- Handheld controller for interaction
- Curated Daydream mobile VR apps
- Discontinued in 2019
- Last retailed for $99
Aimed at making entry-level VR as accessible as possible, the Google Daydream View headset was designed for use with compatible Android smartphones. The headset‘s soft, fabric exterior made it lightweight and comfortable to wear.
The included controller allowed users to interact with VR apps downloaded from the Daydream mobile app store. While Google discontinued Daydream in 2019, the platform helped pave the way for phone-based VR experiences.
8. Oculus Go
- Fast-switch WQHD LCD display (1280 × 1440 per eye)
- Built-in speakers
- 3DOF motion tracking
- Handheld controller
- Standalone – no PC/phone required
- All-in-one Oculus platform
- Discontinued in 2020
- Originally $199
The Oculus Go pioneered the idea of an all-in-one VR headset that didn‘t require a PC or phone. It packed the display, processor, battery, and motion sensors into a compact package.
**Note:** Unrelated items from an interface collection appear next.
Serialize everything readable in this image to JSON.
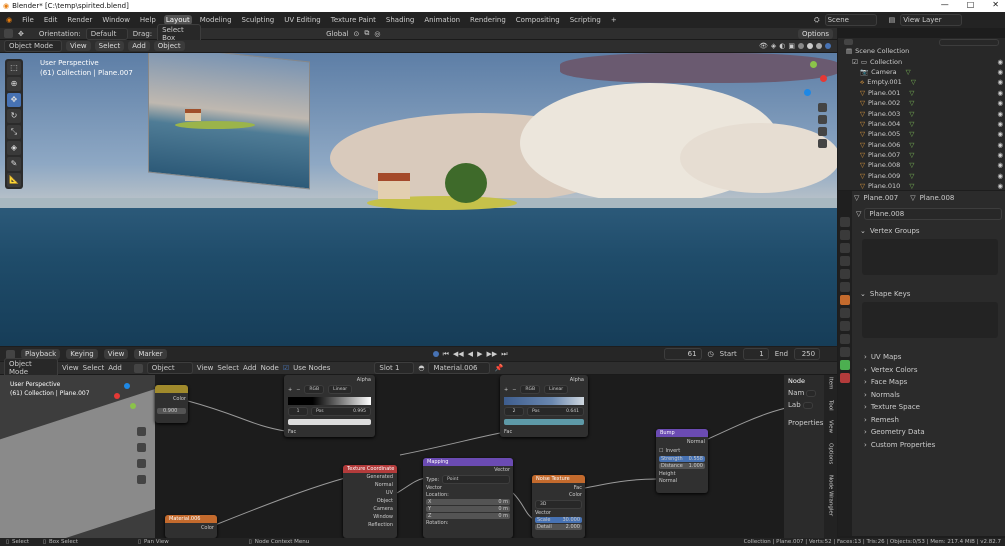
{
  "window": {
    "title": "Blender* [C:\\temp\\spirited.blend]",
    "controls": [
      "—",
      "□",
      "✕"
    ]
  },
  "menu": [
    "File",
    "Edit",
    "Render",
    "Window",
    "Help"
  ],
  "workspaces": [
    "Layout",
    "Modeling",
    "Sculpting",
    "UV Editing",
    "Texture Paint",
    "Shading",
    "Animation",
    "Rendering",
    "Compositing",
    "Scripting",
    "+"
  ],
  "scene": {
    "label": "Scene",
    "view_layer": "View Layer"
  },
  "tool_header": {
    "orientation_label": "Orientation:",
    "orientation": "Default",
    "drag_label": "Drag:",
    "drag": "Select Box",
    "transform": "Global",
    "options": "Options"
  },
  "viewport_header": {
    "mode": "Object Mode",
    "view": "View",
    "select": "Select",
    "add": "Add",
    "object": "Object"
  },
  "viewport": {
    "perspective": "User Perspective",
    "collection": "(61) Collection | Plane.007"
  },
  "outliner": {
    "scene_collection": "Scene Collection",
    "collection": "Collection",
    "items": [
      "Camera",
      "Empty.001",
      "Plane.001",
      "Plane.002",
      "Plane.003",
      "Plane.004",
      "Plane.005",
      "Plane.006",
      "Plane.007",
      "Plane.008",
      "Plane.009",
      "Plane.010"
    ]
  },
  "properties": {
    "tab_a": "Plane.007",
    "tab_b": "Plane.008",
    "mesh": "Plane.008",
    "vertex_groups": "Vertex Groups",
    "shape_keys": "Shape Keys",
    "sections": [
      "UV Maps",
      "Vertex Colors",
      "Face Maps",
      "Normals",
      "Texture Space",
      "Remesh",
      "Geometry Data",
      "Custom Properties"
    ]
  },
  "timeline": {
    "playback": "Playback",
    "keying": "Keying",
    "view": "View",
    "marker": "Marker",
    "frame": "61",
    "start_label": "Start",
    "start": "1",
    "end_label": "End",
    "end": "250"
  },
  "node_editor": {
    "mode": "Object Mode",
    "view": "View",
    "select": "Select",
    "add": "Add",
    "object_type": "Object",
    "view2": "View",
    "select2": "Select",
    "add2": "Add",
    "node": "Node",
    "use_nodes": "Use Nodes",
    "slot": "Slot 1",
    "material": "Material.006",
    "perspective": "User Perspective",
    "collection": "(61) Collection | Plane.007",
    "sidebar_node": "Node",
    "name_label": "Nam",
    "label_label": "Lab",
    "properties": "Properties",
    "side_tabs": [
      "Item",
      "Tool",
      "View",
      "Options",
      "Node Wrangler"
    ]
  },
  "nodes": {
    "color_node": {
      "out": "Color",
      "value": "0.900"
    },
    "ramp1": {
      "alpha": "Alpha",
      "mode": "RGB",
      "interp": "Linear",
      "index": "1",
      "pos_label": "Pos",
      "pos": "0.995",
      "fac": "Fac"
    },
    "ramp2": {
      "alpha": "Alpha",
      "mode": "RGB",
      "interp": "Linear",
      "index": "2",
      "pos_label": "Pos",
      "pos": "0.641",
      "fac": "Fac"
    },
    "bump": {
      "title": "Bump",
      "normal": "Normal",
      "invert": "Invert",
      "strength_label": "Strength",
      "strength": "0.558",
      "distance_label": "Distance",
      "distance": "1.000",
      "height": "Height",
      "normal_in": "Normal"
    },
    "texcoord": {
      "title": "Texture Coordinate",
      "outputs": [
        "Generated",
        "Normal",
        "UV",
        "Object",
        "Camera",
        "Window",
        "Reflection"
      ]
    },
    "mapping": {
      "title": "Mapping",
      "vector": "Vector",
      "type_label": "Type:",
      "type": "Point",
      "vector_in": "Vector",
      "location": "Location:",
      "x": "X",
      "y": "Y",
      "z": "Z",
      "loc": "0 m",
      "rotation": "Rotation:"
    },
    "noise": {
      "title": "Noise Texture",
      "fac": "Fac",
      "color": "Color",
      "dims": "3D",
      "vector": "Vector",
      "scale_label": "Scale",
      "scale": "30.000",
      "detail_label": "Detail",
      "detail": "2.000"
    },
    "material": {
      "title": "Material.006",
      "color": "Color"
    }
  },
  "statusbar": {
    "select": "Select",
    "box_select": "Box Select",
    "pan_view": "Pan View",
    "context": "Node Context Menu",
    "stats": "Collection | Plane.007 | Verts:52 | Faces:13 | Tris:26 | Objects:0/53 | Mem: 217.4 MiB | v2.82.7"
  },
  "colors": {
    "accent": "#4772b3",
    "header": "#2e2e2e",
    "node_red": "#b33b3b",
    "node_purple": "#6b4bb3",
    "node_orange": "#c36a2d",
    "node_yellow": "#a08a2c"
  }
}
While lacking 6DOF tracking, the Go provided quality VR experiences without cables or external devices. It gave many users their first taste of dedicated VR hardware with access to Oculus apps and games.
Facebook has since discontinued the Oculus Go line to focus on the Quest headsets. But the Go‘s run helped bring standalone VR into the mainstream and systems like the Quest 2 continue improving the concept.
The Future of VR Headsets
Thanks to intense competition between major tech giants, the performance and capabilities of VR headsets are rapidly advancing. Here are some exciting innovations coming down the pipeline:
Smaller and sleeker designs – The bulky look of early headsets will give way to lightweight, wearable models.
Higher resolution displays – 4K per eye and beyond will make virtual worlds look sharp and realistic.
Wider field of view – Immersion improves with peripheral vision filling more of our natural FOV.
Foveated rendering – Eye tracking allows rendering resources to be concentrated only where users are looking.
Hand and body tracking – Motion capture gloves and suits will allow full natural movement.
Haptic feedback – Tactile elements like vibration and resistance allow users to "feel" virtual worlds.
Wireless functionality – Standalone and streaming solutions remove tripping hazards.
Augmented reality integration – Spatial computing blends useful information into real world views.
Reduced side effects – Innovations in optics, refresh rates, and movement techniques will lessen nausea.
As these new technologies mature, premium VR experiences once confined to research labs and enterprise training will reach mainstream consumers. The stage is set for the metaverse becoming an increasingly vital part of work, education, collaboration, and entertainment.